Someone you love is having back surgery, and you will be his caregiver. It’s an important role—depending on the procedure your patient undergoes, he may be limited for the first six weeks following surgery and need almost-constant attention from you. Here’s how you can help him recover from back surgery:
Eliminate Potential Hazards
Remove mats, rugs and any other loose flooring that could cause him to trip. Clear a path to his chair and the bathroom—if there is any furniture in the way, move it. He may come home with a walker, so there must be plenty of space for him to use it. The base width of a standard walker is 24 inches.
- Make sure he can reach everything he needs in the shower without lifting his hands too high, twisting or bending.
- Have him brush his teeth in the kitchen. These sinks are higher and require less bending.
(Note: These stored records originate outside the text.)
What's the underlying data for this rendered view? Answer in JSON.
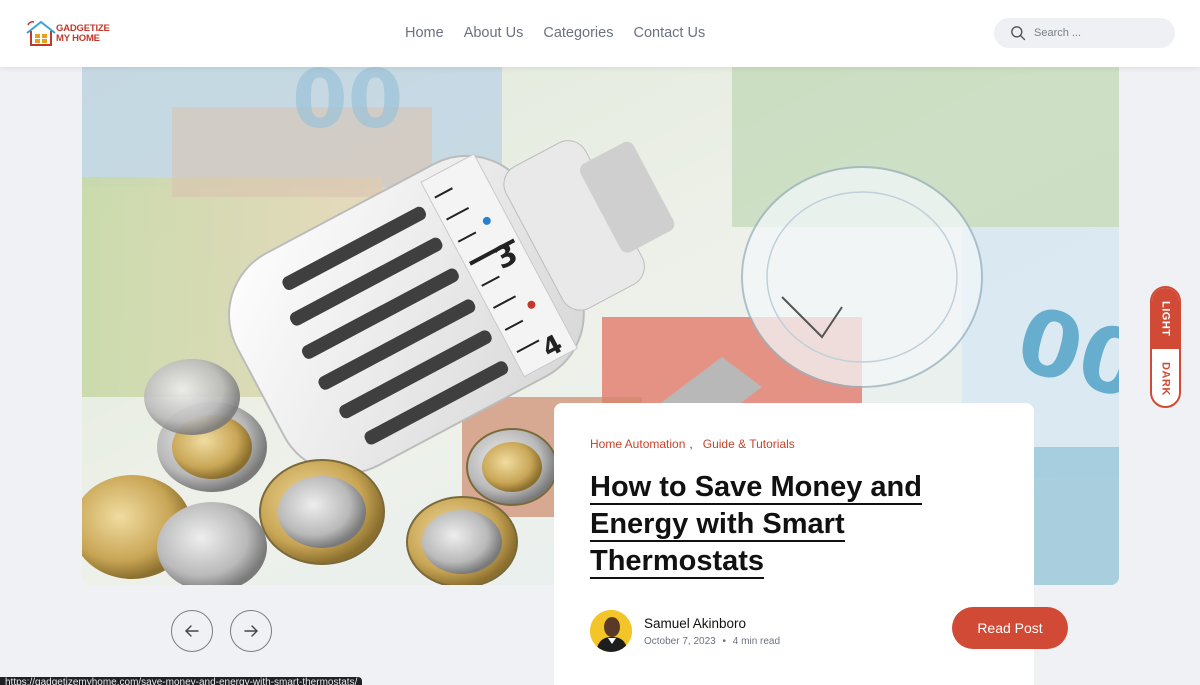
{
  "brand": {
    "line1": "GADGETIZE",
    "line2": "MY HOME"
  },
  "nav": [
    "Home",
    "About Us",
    "Categories",
    "Contact Us"
  ],
  "search": {
    "placeholder": "Search ..."
  },
  "post": {
    "categories": [
      "Home Automation",
      "Guide & Tutorials"
    ],
    "category_separator": ",",
    "title": "How to Save Money and Energy with Smart Thermostats",
    "author": "Samuel Akinboro",
    "date": "October 7, 2023",
    "read_time": "4 min read",
    "read_button": "Read Post"
  },
  "theme": {
    "light": "LIGHT",
    "dark": "DARK"
  },
  "status_url": "https://gadgetizemyhome.com/save-money-and-energy-with-smart-thermostats/",
  "colors": {
    "accent": "#d14a35",
    "brand": "#c0392b",
    "background": "#eff1f5"
  }
}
- If he wants to cook, put his cookware on the counter.
- Keep television remotes, his phone, pens and paper close to him.
This includes a gallon of milk, which weighs about nine pounds. He shouldn’t try to lift one until six weeks after surgery. Purchase milk in quarts instead.
Photo by Cedar Summit Farm via Flickr
He should purchase a raised toilet seat for each bathroom he will be using. For example, during the day he may use the half-bath in the hallway and at night, his master bath. Insurance may cover the cost of items related to his recovery.
Most likely, his doctor will have him begin walking three days after surgery, and he may be asked to increase the frequency and duration of the walks as time goes on. Help him keep track of this.
Photo by Asela via Flickr
He will likely begin physical therapy six weeks after surgery. Encourage him to do his exercises and make sure he is performing them correctly. You can learn the proper techniques for many of these exercises by watching videos at Laser Spine Institute and similar sites. Follow the activity and physical therapy plan provided by your doctor.
Remind your charge to listen to his body—if an activity or exercise hurts, he should stop and not try it again for a while.
Make sure you obtain his medications directly after release from the hospital or outpatient surgery center. Ice packs will help alleviate swelling and reduce pain. Bags of frozen vegetables make great ice packs.
Create a medication chart or download one online. Write down the dates, times and quantities of his medication. If he is prescribed a narcotic pain reliever, he may have to be present to pick it up or have it mailed to him. For this reason, he should contact his physician no less than two days before he runs out of medication.
When to Contact His Doctor
The following symptoms require a call to the doctor:
- A fever of 101 degrees or higher
- An increase in the swelling/redness around the incision
- Separation at the edges of his wound